A common question asked by tourists who visit our paradise off the Sea of Cortez, “Is it possible to own property in Mexico and how does that work?” The great news is YES as a foreigner traveling or living in Mexico you can purchase property through what is known as a bank-trust or Fideicomiso in Spanish. Let’s explore what’s a bank trust, how does it work and why do we need one in this article.
Mexico’s Restricted Zones
Mexico’s current constitution was enacted back in 1917 and it set up restricted zones which forbid direct ownership of land by a foreigner within 100KM (62miles) of an International Border or 50 KM (31miles) from any seashore. Puerto Peñasco falls into both categories because we are roughly 45 miles from an International Border, and we are within the 50KM of seashore.
The reason restricted zones were set up was to protect Mexicans from invasions or encroachment of borders by foreigners. Armies often landed on the coasts of Mexico, established a base and Mexico would lose land mass, i.e., the Spanish Invasion. So, the constitution was designed to ward off this threat and protect the country.
Over the years, it is less and less probable that a military attack would occur so rather than amend the constitution the Mexican people, through their government, designed a system through which foreigners could enjoy all the benefits of property ownership in the highly desirable restricted zones, hence the Bank Trust or Fideicomiso was created.
The Bank Trust
A bank trust is an agreement where the bank acts as a trustee and manages the ownership of the land along with any improvements and names the purchaser or anybody you choose to be as the beneficiary.
If you ever decide to sell the property, the bank’s trust department is instructed in writing through the closing coordinator that you are transferring ownership to another party. Those new buyers can either assume the current bank trust you have in place or they can initiate a new bank trust. A new bank trust can range from $4,000 to $6,000 depending on the bank. The cost of your bank trust is part of your closing costs which typically can range 4 to 6% of the purchase price.
Bank trusts are written for up to 50 years and they are renewable for any number of additional 50-year periods. If you assume an existing bank trust, make sure that there are enough years left in the trust that is satisfactory to you. There is annual fee for a bank trust which varies depending on the bank from $400-$800.

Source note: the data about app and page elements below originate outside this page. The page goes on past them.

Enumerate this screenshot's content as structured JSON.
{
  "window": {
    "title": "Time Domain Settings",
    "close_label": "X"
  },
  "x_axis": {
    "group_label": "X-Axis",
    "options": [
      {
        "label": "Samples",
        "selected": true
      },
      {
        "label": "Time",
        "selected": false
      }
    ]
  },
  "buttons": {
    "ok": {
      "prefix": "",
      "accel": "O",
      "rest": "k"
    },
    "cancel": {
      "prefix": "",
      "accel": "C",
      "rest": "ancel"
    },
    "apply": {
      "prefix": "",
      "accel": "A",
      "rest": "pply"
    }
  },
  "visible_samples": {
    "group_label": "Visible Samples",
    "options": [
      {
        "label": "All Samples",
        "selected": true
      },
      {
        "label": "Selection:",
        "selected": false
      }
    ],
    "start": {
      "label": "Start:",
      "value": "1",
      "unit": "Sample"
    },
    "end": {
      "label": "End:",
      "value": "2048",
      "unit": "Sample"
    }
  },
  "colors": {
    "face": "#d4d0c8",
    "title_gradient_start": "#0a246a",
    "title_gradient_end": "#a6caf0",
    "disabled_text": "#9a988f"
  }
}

Now that you understand how ownership for a foreigner works in Mexico, let’s talk about the State of the Market. The current real estate market here in Puerto Peñasco is very strong, some would call it hot, and 2021 is off to a fantastic start. Just in the first two months of 2021, $10.76 million of inventory has been sold and the average days a property remains on the Market has dropped by nearly 50% from January to February. The demand for a condo, home or vacant lot is high and as inventory slowly drops prices will start to rise. This means if you ever dreamed of owning a vacation property here in Puerto Peñasco now is the time to make your move so contact one of our many qualified real estate advisors who will be happy to show you how you can own a piece of the dream.
About the author: Joseph Sanchez is president of Rocky Point Home Builders a design/build contractor specializing in custom home design, construction and engineered renovations and a real estate agent with RE/MAX Legacy. He resides here in Puerto Peñasco with his wife and three children and is originally from Chicago. For more information email him at email@example.com.
Playa Encanto – If you ever dreamed of owning a vacation property consider this home priced at only $149,000 and newly remodeled. (Photo Courtesy Flexmls #20-795)
Casa Miguel – Owning a home in Mexico is possible and consider this $104,000 beach front palace where you can be a 1/8 owner for a fraction of the cost. (Photo Courtesy of Flexmls #21-1640)
San Besitos –Own New construction underway currently in the Mirador from the low $100s. Visit SanBesitos.com for more information.